### [WORK INSTRUCTION]
Go through the records below and write each one out again unchanged.

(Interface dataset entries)
Content starts

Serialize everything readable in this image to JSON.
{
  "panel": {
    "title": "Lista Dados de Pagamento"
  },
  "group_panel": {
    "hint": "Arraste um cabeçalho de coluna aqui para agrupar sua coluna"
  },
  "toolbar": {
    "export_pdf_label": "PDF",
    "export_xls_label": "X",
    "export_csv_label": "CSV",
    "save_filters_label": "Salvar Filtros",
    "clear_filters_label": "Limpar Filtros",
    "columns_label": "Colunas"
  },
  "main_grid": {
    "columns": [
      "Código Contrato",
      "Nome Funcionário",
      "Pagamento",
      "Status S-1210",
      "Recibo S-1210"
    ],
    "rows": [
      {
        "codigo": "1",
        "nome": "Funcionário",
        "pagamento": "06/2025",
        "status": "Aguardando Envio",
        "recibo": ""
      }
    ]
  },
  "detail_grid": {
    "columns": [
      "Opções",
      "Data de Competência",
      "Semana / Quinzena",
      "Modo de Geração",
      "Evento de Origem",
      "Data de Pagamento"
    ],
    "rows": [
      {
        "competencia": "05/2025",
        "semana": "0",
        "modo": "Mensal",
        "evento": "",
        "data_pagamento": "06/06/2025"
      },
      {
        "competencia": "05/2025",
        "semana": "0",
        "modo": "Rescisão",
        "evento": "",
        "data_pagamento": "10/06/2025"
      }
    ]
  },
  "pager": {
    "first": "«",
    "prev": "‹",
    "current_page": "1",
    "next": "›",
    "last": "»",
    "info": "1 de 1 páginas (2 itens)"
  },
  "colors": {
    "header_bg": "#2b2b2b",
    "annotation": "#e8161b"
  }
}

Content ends

### [OUTPUT OF THE TASK]
Serialize everything readable in this image to JSON.
{
  "panel": {
    "title": "Lista Dados de Pagamento"
  },
  "group_panel": {
    "hint": "Arraste um cabeçalho de coluna aqui para agrupar sua coluna"
  },
  "toolbar": {
    "export_pdf_label": "PDF",
    "export_xls_label": "X",
    "export_csv_label": "CSV",
    "save_filters_label": "Salvar Filtros",
    "clear_filters_label": "Limpar Filtros",
    "columns_label": "Colunas"
  },
  "main_grid": {
    "columns": [
      "Código Contrato",
      "Nome Funcionário",
      "Pagamento",
      "Status S-1210",
      "Recibo S-1210"
    ],
    "rows": [
      {
        "codigo": "1",
        "nome": "Funcionário",
        "pagamento": "06/2025",
        "status": "Aguardando Envio",
        "recibo": ""
      }
    ]
  },
  "detail_grid": {
    "columns": [
      "Opções",
      "Data de Competência",
      "Semana / Quinzena",
      "Modo de Geração",
      "Evento de Origem",
      "Data de Pagamento"
    ],
    "rows": [
      {
        "competencia": "05/2025",
        "semana": "0",
        "modo": "Mensal",
        "evento": "",
        "data_pagamento": "06/06/2025"
      },
      {
        "competencia": "05/2025",
        "semana": "0",
        "modo": "Rescisão",
        "evento": "",
        "data_pagamento": "10/06/2025"
      }
    ]
  },
  "pager": {
    "first": "«",
    "prev": "‹",
    "current_page": "1",
    "next": "›",
    "last": "»",
    "info": "1 de 1 páginas (2 itens)"
  },
  "colors": {
    "header_bg": "#2b2b2b",
    "annotation": "#e8161b"
  }
}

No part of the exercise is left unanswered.